An Act Strengthening the Massachusetts Home Care Program (H.341.S.264).

An Act to Improve the Licensure of Skilled Nursing Facilities (H.340/S.337), which requires the Department of Public Health to amend and strengthen the licensure regulations.

Hospital Readmission Reductions

We applaud the HEALTH Act provisions that create a new “readmissions reduction benchmark” and require a “readmissions performance improvement plan” to emphasize the reduction in 30-day readmission rates as a major focus for all hospitals throughout the Commonwealth.  However, to achieve success in this area, frontline healthcare workers must be engaged directly in this work. As suggested below, using innovative funding to support this work will help capture cost-savings.

SECTION 13:  Section 9A(a) of Chapter 6D should explicitly include the social determinants of health as a factor to be considered in establishing the annual readmissions reduction benchmark.  Further, in Section 9A(b) we suggest the addition of “any unintended consequences of readmission penalties, especially for community and safety-net hospital populations” as an additional topic that the commission should examine at the planned public hearing on the readmissions benchmark.

SECTION 15:  In referring to Section 10A (b)(iii) of Chapter 6D, we suggest adding “and social determinants of health;” to ensure that these factors are explicitly reviewed.  The civil penalties collected under Section 10A of Chapter 6D should be earmarked to support innovative labor-management initiatives intended to reduce 30-day readmission rates.

Prevention and Wellness Trust Fund

We strongly support the Section 67 reauthorization of the Prevention and Wellness Trust Fund.
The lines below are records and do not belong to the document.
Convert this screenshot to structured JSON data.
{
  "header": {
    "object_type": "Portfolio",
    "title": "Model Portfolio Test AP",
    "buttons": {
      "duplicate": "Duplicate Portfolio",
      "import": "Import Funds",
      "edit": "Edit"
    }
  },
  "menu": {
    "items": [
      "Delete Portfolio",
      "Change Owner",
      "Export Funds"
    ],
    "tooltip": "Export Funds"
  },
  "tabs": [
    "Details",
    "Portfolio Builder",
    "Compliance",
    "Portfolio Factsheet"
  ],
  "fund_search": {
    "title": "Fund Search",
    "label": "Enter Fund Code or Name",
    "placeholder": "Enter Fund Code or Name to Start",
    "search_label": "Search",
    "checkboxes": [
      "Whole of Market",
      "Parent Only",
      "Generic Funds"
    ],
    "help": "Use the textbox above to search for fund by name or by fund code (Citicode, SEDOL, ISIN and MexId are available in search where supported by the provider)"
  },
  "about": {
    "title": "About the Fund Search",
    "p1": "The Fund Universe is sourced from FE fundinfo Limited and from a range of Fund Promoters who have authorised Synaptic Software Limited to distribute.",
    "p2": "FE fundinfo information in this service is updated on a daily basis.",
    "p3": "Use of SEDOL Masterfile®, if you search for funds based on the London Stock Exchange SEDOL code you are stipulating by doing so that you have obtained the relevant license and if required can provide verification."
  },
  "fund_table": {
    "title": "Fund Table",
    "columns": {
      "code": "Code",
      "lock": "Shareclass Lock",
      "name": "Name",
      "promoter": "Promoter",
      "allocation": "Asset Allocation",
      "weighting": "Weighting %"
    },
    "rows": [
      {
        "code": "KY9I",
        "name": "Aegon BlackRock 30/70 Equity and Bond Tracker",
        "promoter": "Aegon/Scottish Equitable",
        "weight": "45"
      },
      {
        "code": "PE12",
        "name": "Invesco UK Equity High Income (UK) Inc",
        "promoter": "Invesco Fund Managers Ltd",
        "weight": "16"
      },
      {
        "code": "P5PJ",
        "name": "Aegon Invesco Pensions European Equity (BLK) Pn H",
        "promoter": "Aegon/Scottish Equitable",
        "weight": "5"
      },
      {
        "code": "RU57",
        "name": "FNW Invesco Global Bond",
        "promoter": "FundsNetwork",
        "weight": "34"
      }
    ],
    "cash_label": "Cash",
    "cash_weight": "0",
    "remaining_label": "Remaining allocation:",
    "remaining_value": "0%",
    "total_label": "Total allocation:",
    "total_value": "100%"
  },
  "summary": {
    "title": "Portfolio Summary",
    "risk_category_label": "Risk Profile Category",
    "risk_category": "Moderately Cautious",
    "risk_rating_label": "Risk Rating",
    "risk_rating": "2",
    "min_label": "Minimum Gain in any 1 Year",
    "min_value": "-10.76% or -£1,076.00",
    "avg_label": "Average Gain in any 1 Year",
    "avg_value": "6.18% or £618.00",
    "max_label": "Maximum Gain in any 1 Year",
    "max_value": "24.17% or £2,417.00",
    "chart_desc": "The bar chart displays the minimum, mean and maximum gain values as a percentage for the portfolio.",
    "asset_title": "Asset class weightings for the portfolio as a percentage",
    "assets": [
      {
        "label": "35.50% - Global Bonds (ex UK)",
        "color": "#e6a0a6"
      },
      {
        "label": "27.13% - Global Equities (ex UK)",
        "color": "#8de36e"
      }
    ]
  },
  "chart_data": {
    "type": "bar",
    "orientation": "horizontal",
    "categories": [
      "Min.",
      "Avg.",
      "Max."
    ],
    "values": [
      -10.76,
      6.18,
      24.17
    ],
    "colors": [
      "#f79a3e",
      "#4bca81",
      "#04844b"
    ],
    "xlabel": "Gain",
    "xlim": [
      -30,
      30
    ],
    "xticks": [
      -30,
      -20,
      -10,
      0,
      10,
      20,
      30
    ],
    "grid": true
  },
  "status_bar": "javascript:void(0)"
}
This Trust Fund, if adequately funded, has great potential to assist the state and organizational stakeholders in improving public health and addressing social determinants of health.

MassHealth Reform

The HEALTH Act seeks to achieve healthcare reform and cost-savings by taking  comprehensive, systemic approach. We support this driving ideology and believe we cannot reform MassHealth by limiting access and increasing consumer cost. We do not support inclusion of many of the Administration’s proposals given the current national healthcare debate. While we anticipate a robust debate regarding MassHealth reform in the state budget and through the 1115 waiver processes, we support the following HEALTH Act provisions:

The proposed HIRD report on Medicaid employers, which we believe should be made publicly accessible.

The Section 123 Medicaid buy-in program to create greater access to high-quality, affordable care.

Provisions to facilitate access to MassHealth premium assistance.

Increasing MassHealth data collection to “coordinate measures of social determinants of health’”

The Section 131 pilot “supportive housing” program for Medicaid and Medicare recipients and the Section 133 MassHealth report on the Administration’s 1115 Waiver Amendment

We tentatively support “passive enrollment” in the Senior Care Options program if carefully implemented.

In conclusion, we support An Act Furthering Health Empowerment and Affordability by Leveraging Transformative Health Care to the extent it seeks to guarantee affordable, accessible and high-quality health care for all Massachusetts residents.  We urge the Senate and the Legislature to proceed with a commitment to ensuring that reform does not require excessive sacrifice from providers, payers, consumers or the health care workforce.  Instead, the state must carefully address growth in health care costs while simultaneously ensuring the financial viability of community hospitals and engaging the healthcare workforce in reform implementation. 

Thank you for this opportunity to testify on An Act Furthering Health Empowerment and Affordability by Leveraging Transformative Health Care.  We look forward to continuing our work with the Senate and other stakeholders on these issues of foremost importance to all of us at 1199SEIU.


Tyrek D. Lee, Sr.
Executive Vice President, Massachusetts